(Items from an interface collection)

■ ■ ■ ■ ■

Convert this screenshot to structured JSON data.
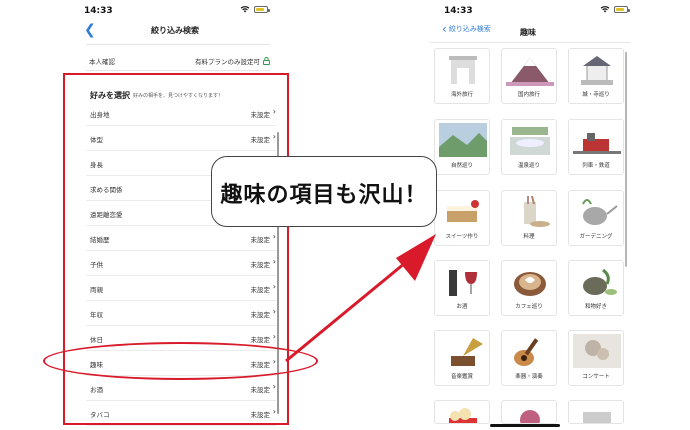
{
  "left_phone": {
    "time": "14:33",
    "title": "絞り込み検索",
    "verify": {
      "label": "本人確認",
      "value": "有料プランのみ設定可"
    },
    "section": {
      "title": "好みを選択",
      "subtitle": "好みの相手を、見つけやすくなります！"
    },
    "rows": [
      {
        "label": "出身地",
        "value": "未設定"
      },
      {
        "label": "体型",
        "value": "未設定"
      },
      {
        "label": "身長",
        "value": ""
      },
      {
        "label": "求める関係",
        "value": ""
      },
      {
        "label": "遠距離恋愛",
        "value": ""
      },
      {
        "label": "結婚歴",
        "value": "未設定"
      },
      {
        "label": "子供",
        "value": "未設定"
      },
      {
        "label": "両親",
        "value": "未設定"
      },
      {
        "label": "年収",
        "value": "未設定"
      },
      {
        "label": "休日",
        "value": "未設定"
      },
      {
        "label": "趣味",
        "value": "未設定"
      },
      {
        "label": "お酒",
        "value": "未設定"
      },
      {
        "label": "タバコ",
        "value": "未設定"
      }
    ]
  },
  "right_phone": {
    "time": "14:33",
    "back_label": "絞り込み検索",
    "title": "趣味",
    "hobbies": [
      {
        "label": "海外旅行",
        "icon": "arch-icon"
      },
      {
        "label": "国内旅行",
        "icon": "mountain-icon"
      },
      {
        "label": "城・寺巡り",
        "icon": "castle-icon"
      },
      {
        "label": "自然巡り",
        "icon": "nature-icon"
      },
      {
        "label": "温泉巡り",
        "icon": "onsen-icon"
      },
      {
        "label": "列車・鉄道",
        "icon": "train-icon"
      },
      {
        "label": "スイーツ作り",
        "icon": "sweets-icon"
      },
      {
        "label": "料理",
        "icon": "cooking-icon"
      },
      {
        "label": "ガーデニング",
        "icon": "gardening-icon"
      },
      {
        "label": "お酒",
        "icon": "wine-icon"
      },
      {
        "label": "カフェ巡り",
        "icon": "coffee-icon"
      },
      {
        "label": "和物好き",
        "icon": "tea-icon"
      },
      {
        "label": "音楽鑑賞",
        "icon": "gramophone-icon"
      },
      {
        "label": "楽器・演奏",
        "icon": "guitar-icon"
      },
      {
        "label": "コンサート",
        "icon": "concert-icon"
      },
      {
        "label": "",
        "icon": "popcorn-icon"
      },
      {
        "label": "",
        "icon": "flower-icon"
      },
      {
        "label": "",
        "icon": "misc-icon"
      }
    ]
  },
  "callout": {
    "text": "趣味の項目も沢山！"
  },
  "colors": {
    "accent_red": "#d81a2a",
    "ios_blue": "#2f7bd8",
    "lock_green": "#2e9e4e"
  }
}
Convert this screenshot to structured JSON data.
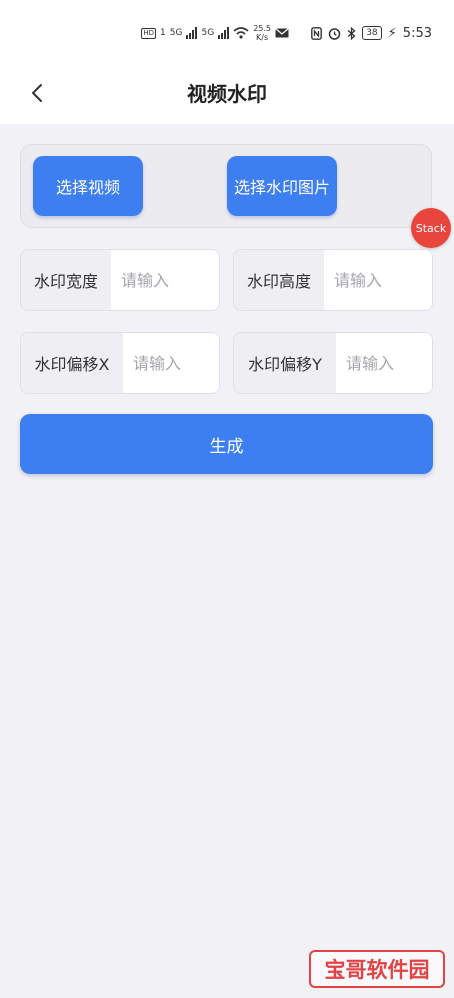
{
  "status_bar": {
    "hd_badge": "HD",
    "sim1": "1",
    "net1": "5G",
    "net2": "5G",
    "speed_value": "25.5",
    "speed_unit": "K/s",
    "battery": "38",
    "time": "5:53"
  },
  "nav": {
    "title": "视频水印"
  },
  "select": {
    "video_button": "选择视频",
    "watermark_image_button": "选择水印图片"
  },
  "floating_badge": "Stack",
  "fields": {
    "width": {
      "label": "水印宽度",
      "placeholder": "请输入"
    },
    "height": {
      "label": "水印高度",
      "placeholder": "请输入"
    },
    "offset_x": {
      "label": "水印偏移X",
      "placeholder": "请输入"
    },
    "offset_y": {
      "label": "水印偏移Y",
      "placeholder": "请输入"
    }
  },
  "generate_button": "生成",
  "watermark_logo": "宝哥软件园",
  "colors": {
    "primary": "#3d7ff0",
    "background": "#f2f1f5",
    "badge_red": "#e8453c"
  }
}
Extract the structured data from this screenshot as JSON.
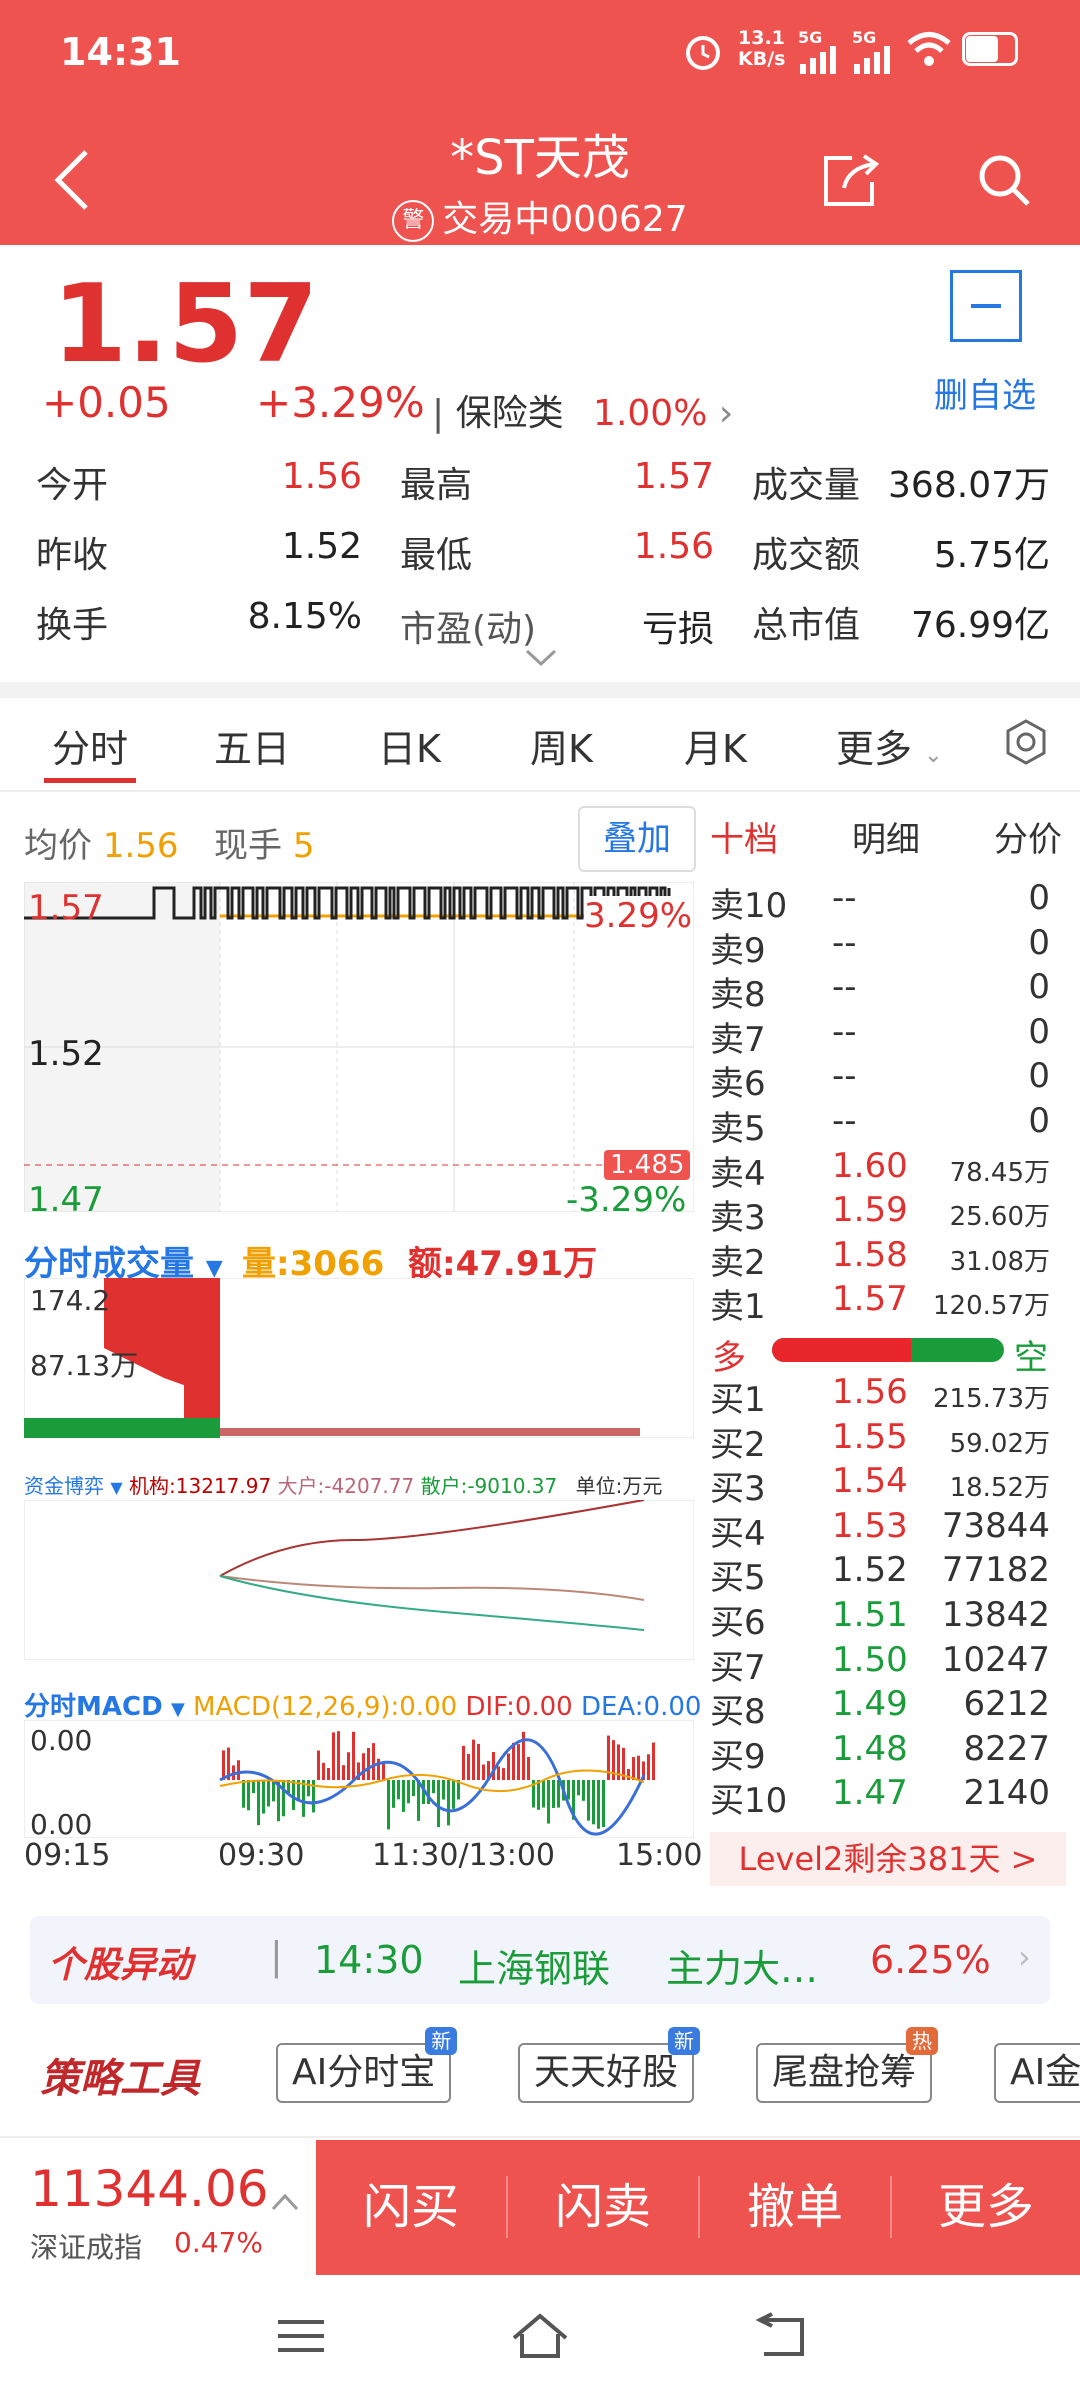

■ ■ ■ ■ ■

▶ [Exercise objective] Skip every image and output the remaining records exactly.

▶ [Exercise output]
Convert this screenshot to structured JSON data.
{
  "left_phone": {
    "time": "14:33",
    "title": "絞り込み検索",
    "verify": {
      "label": "本人確認",
      "value": "有料プランのみ設定可"
    },
    "section": {
      "title": "好みを選択",
      "subtitle": "好みの相手を、見つけやすくなります！"
    },
    "rows": [
      {
        "label": "出身地",
        "value": "未設定"
      },
      {
        "label": "体型",
        "value": "未設定"
      },
      {
        "label": "身長",
        "value": ""
      },
      {
        "label": "求める関係",
        "value": ""
      },
      {
        "label": "遠距離恋愛",
        "value": ""
      },
      {
        "label": "結婚歴",
        "value": "未設定"
      },
      {
        "label": "子供",
        "value": "未設定"
      },
      {
        "label": "両親",
        "value": "未設定"
      },
      {
        "label": "年収",
        "value": "未設定"
      },
      {
        "label": "休日",
        "value": "未設定"
      },
      {
        "label": "趣味",
        "value": "未設定"
      },
      {
        "label": "お酒",
        "value": "未設定"
      },
      {
        "label": "タバコ",
        "value": "未設定"
      }
    ]
  },
  "right_phone": {
    "time": "14:33",
    "back_label": "絞り込み検索",
    "title": "趣味",
    "hobbies": [
      {
        "label": "海外旅行",
        "icon": "arch-icon"
      },
      {
        "label": "国内旅行",
        "icon": "mountain-icon"
      },
      {
        "label": "城・寺巡り",
        "icon": "castle-icon"
      },
      {
        "label": "自然巡り",
        "icon": "nature-icon"
      },
      {
        "label": "温泉巡り",
        "icon": "onsen-icon"
      },
      {
        "label": "列車・鉄道",
        "icon": "train-icon"
      },
      {
        "label": "スイーツ作り",
        "icon": "sweets-icon"
      },
      {
        "label": "料理",
        "icon": "cooking-icon"
      },
      {
        "label": "ガーデニング",
        "icon": "gardening-icon"
      },
      {
        "label": "お酒",
        "icon": "wine-icon"
      },
      {
        "label": "カフェ巡り",
        "icon": "coffee-icon"
      },
      {
        "label": "和物好き",
        "icon": "tea-icon"
      },
      {
        "label": "音楽鑑賞",
        "icon": "gramophone-icon"
      },
      {
        "label": "楽器・演奏",
        "icon": "guitar-icon"
      },
      {
        "label": "コンサート",
        "icon": "concert-icon"
      },
      {
        "label": "",
        "icon": "popcorn-icon"
      },
      {
        "label": "",
        "icon": "flower-icon"
      },
      {
        "label": "",
        "icon": "misc-icon"
      }
    ]
  },
  "callout": {
    "text": "趣味の項目も沢山！"
  },
  "colors": {
    "accent_red": "#d81a2a",
    "ios_blue": "#2f7bd8",
    "lock_green": "#2e9e4e"
  }
}
Convert this screenshot to structured JSON data.
{
  "status_bar": {
    "hd_badge": "HD",
    "sim1": "1",
    "net1": "5G",
    "net2": "5G",
    "speed_value": "25.5",
    "speed_unit": "K/s",
    "battery": "38",
    "time": "5:53"
  },
  "nav": {
    "title": "视频水印"
  },
  "select": {
    "video_button": "选择视频",
    "watermark_image_button": "选择水印图片"
  },
  "floating_badge": "Stack",
  "fields": {
    "width": {
      "label": "水印宽度",
      "placeholder": "请输入"
    },
    "height": {
      "label": "水印高度",
      "placeholder": "请输入"
    },
    "offset_x": {
      "label": "水印偏移X",
      "placeholder": "请输入"
    },
    "offset_y": {
      "label": "水印偏移Y",
      "placeholder": "请输入"
    }
  },
  "generate_button": "生成",
  "watermark_logo": "宝哥软件园",
  "colors": {
    "primary": "#3d7ff0",
    "background": "#f2f1f5",
    "badge_red": "#e8453c"
  }
}
Extract the structured data from this screenshot as JSON.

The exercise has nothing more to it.